Mystified at first, then I say, ‘Do I understand you refer to the Lady Mary as an angel?’
He nods his head slowly in confirmation. In his situation, it may be that any who show sympathy are regarded as extraordinary in their kindness. I lower the candle to his feet, which dangle over the edge of the bed. They are an ugly sight; bent, broken, and bruised. It appears his tormentors have taken a hammer or other weight to them. I hesitate to touch as I am sure the pain will be terrible. Instead, I delve into my satchel and remove a jug of Brandywine. There is a cup on the table. I hand him a full cup, saying he should drink to deaden the pain.
I pose questions about his injuries. Has he been racked? No. More broken bones? He grunts and points with difficulty to his loose arm. I loosen the sleeve of his blouse and gently press my fingers until he winces. His wrist is broken or disjointed. Through further questioning, I find he has burn marks on his chest and buttocks, with some blistered and weeping. The stench from his mouth causes me to blink and hold my breath. His tongue is crusted with dried blood and badly swollen, but I get no sense from him of how his facial injuries were made. The poor man is wrecked. I shake my head to dismiss thoughts of the men who took delight in the ingenuity of their cruelty. It will take some time to dress his wounds and ease his hurt.

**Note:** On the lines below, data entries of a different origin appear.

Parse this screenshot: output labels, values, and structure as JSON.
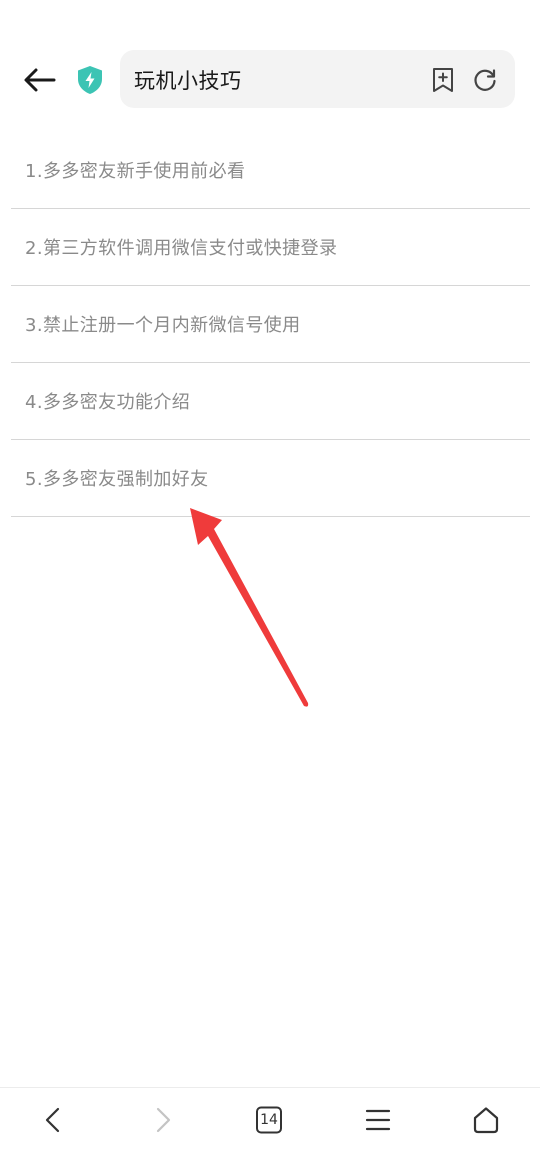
{
  "header": {
    "url_title": "玩机小技巧"
  },
  "articles": [
    {
      "label": "1.多多密友新手使用前必看"
    },
    {
      "label": "2.第三方软件调用微信支付或快捷登录"
    },
    {
      "label": "3.禁止注册一个月内新微信号使用"
    },
    {
      "label": "4.多多密友功能介绍"
    },
    {
      "label": "5.多多密友强制加好友"
    }
  ],
  "bottom_nav": {
    "tab_count": "14"
  },
  "icons": {
    "back": "back-arrow-icon",
    "shield": "security-shield-icon",
    "bookmark": "add-bookmark-icon",
    "refresh": "refresh-icon",
    "nav_back": "chevron-left-icon",
    "nav_forward": "chevron-right-icon",
    "menu": "menu-icon",
    "home": "home-icon"
  },
  "colors": {
    "shield": "#3cc4b4",
    "annotation_arrow": "#ef3b3b",
    "list_text": "#8a8a8a"
  }
}
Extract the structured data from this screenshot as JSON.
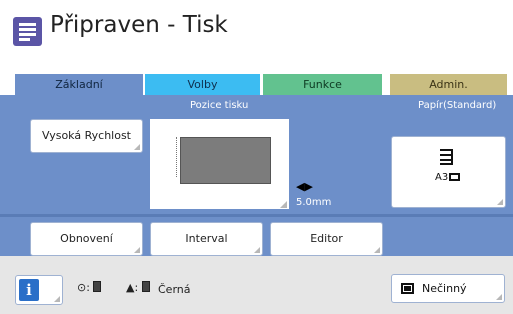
{
  "header": {
    "title": "Připraven - Tisk",
    "icon": "document-list-icon"
  },
  "tabs": [
    {
      "label": "Základní",
      "color": "#6d8fc9",
      "active": true
    },
    {
      "label": "Volby",
      "color": "#3cbcf2",
      "active": false
    },
    {
      "label": "Funkce",
      "color": "#62c28f",
      "active": false
    },
    {
      "label": "Admin.",
      "color": "#c9bd81",
      "active": false
    }
  ],
  "main": {
    "speed_button": "Vysoká Rychlost",
    "position_label": "Pozice tisku",
    "offset_value": "5.0mm",
    "paper_label": "Papír(Standard)",
    "paper_size": "A3",
    "buttons": {
      "refresh": "Obnovení",
      "interval": "Interval",
      "editor": "Editor"
    }
  },
  "status": {
    "info_icon": "info-icon",
    "master_separator": ":",
    "ink_separator": ":",
    "ink_color": "Černá",
    "idle_label": "Nečinný"
  },
  "colors": {
    "panel": "#6d8fc9",
    "title_icon": "#5b55a6",
    "status_bar": "#e6e6e6"
  }
}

He drinks four cups of Brandywine before I bathe his wounds, apply ointments, and wrap with cloth. It is a slow process and past noon before I have finished. I enlist Lady Mary’s help in the preparation of a hot soother of comfrey and willow bark, which he should take three or more times each day. I also leave him with a small jar of oil of cloves to apply to the tender areas of his mouth. There will be no profit in attempting conversation today. I must return tomorrow.
Praise for Paul Walker:
“Walker skilfully creates a treacherous world of half-truths, plots and duplicity... simmering with impending danger.” Michael Ward, author of Rags of Time.
"A gripping and evocative page-turner that vibrantly brings Elizabeth's London to life." Steven Veerapen, author of A Dangerous Trade.
"Full of convincing characters both historical and imagined." Peter Tonkin
Pick up your copy for free with Kindle Unlimited subscription.
About the Author
Paul is married and lives in a village 30 miles north of London. Having worked in universities and run his own business, he is now a full-time writer of fiction and part-time director of an education trust. His writing in a garden shed is regularly disrupted by children and a growing number of grandchildren and dogs.
Paul writes historical fiction. He inherited his love of British history and historical fiction from his mother, who was an avid member of the Richard III Society. The William Constable series of historical thrillers is based around real characters and events in the late sixteenth century. The first two books in the series - State of Treason and A Necessary Killing - were published in 2019. The third book, titled The Queen's Devil, was published in the summer of 2020.
Connect with Paul